:: WHAT YOU SHOULD DO ::
Identify each line below that contains the word "localhost", and copy it out.

BEGIN SOURCE DATA

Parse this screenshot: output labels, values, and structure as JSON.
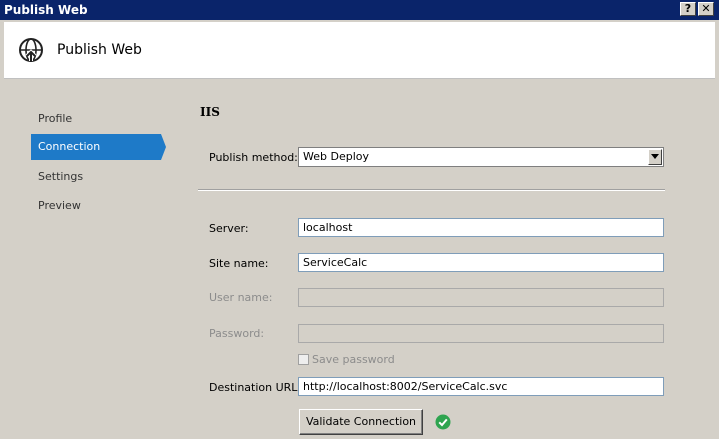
{
  "window": {
    "title": "Publish Web",
    "help_btn": "?",
    "close_btn": "✕"
  },
  "header": {
    "title": "Publish Web",
    "icon": "globe-publish-icon"
  },
  "nav": {
    "items": [
      {
        "label": "Profile"
      },
      {
        "label": "Connection",
        "active": true
      },
      {
        "label": "Settings"
      },
      {
        "label": "Preview"
      }
    ]
  },
  "section": {
    "title": "IIS"
  },
  "publish_method": {
    "label": "Publish method:",
    "value": "Web Deploy"
  },
  "fields": {
    "server": {
      "label": "Server:",
      "value": "localhost"
    },
    "site_name": {
      "label": "Site name:",
      "value": "ServiceCalc"
    },
    "user_name": {
      "label": "User name:",
      "value": ""
    },
    "password": {
      "label": "Password:",
      "value": ""
    },
    "destination_url": {
      "label": "Destination URL:",
      "value": "http://localhost:8002/ServiceCalc.svc"
    }
  },
  "save_password": {
    "label": "Save password",
    "checked": false
  },
  "validate_button": {
    "label": "Validate Connection"
  },
  "status": {
    "icon": "check-success-icon",
    "color": "#2ea44f"
  },
  "colors": {
    "accent": "#1e7ac8",
    "titlebar": "#0a246a"
  }
}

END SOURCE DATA

:: WRITTEN ANSWER ::
      "value": "localhost"
      "value": "http://localhost:8002/ServiceCalc.svc"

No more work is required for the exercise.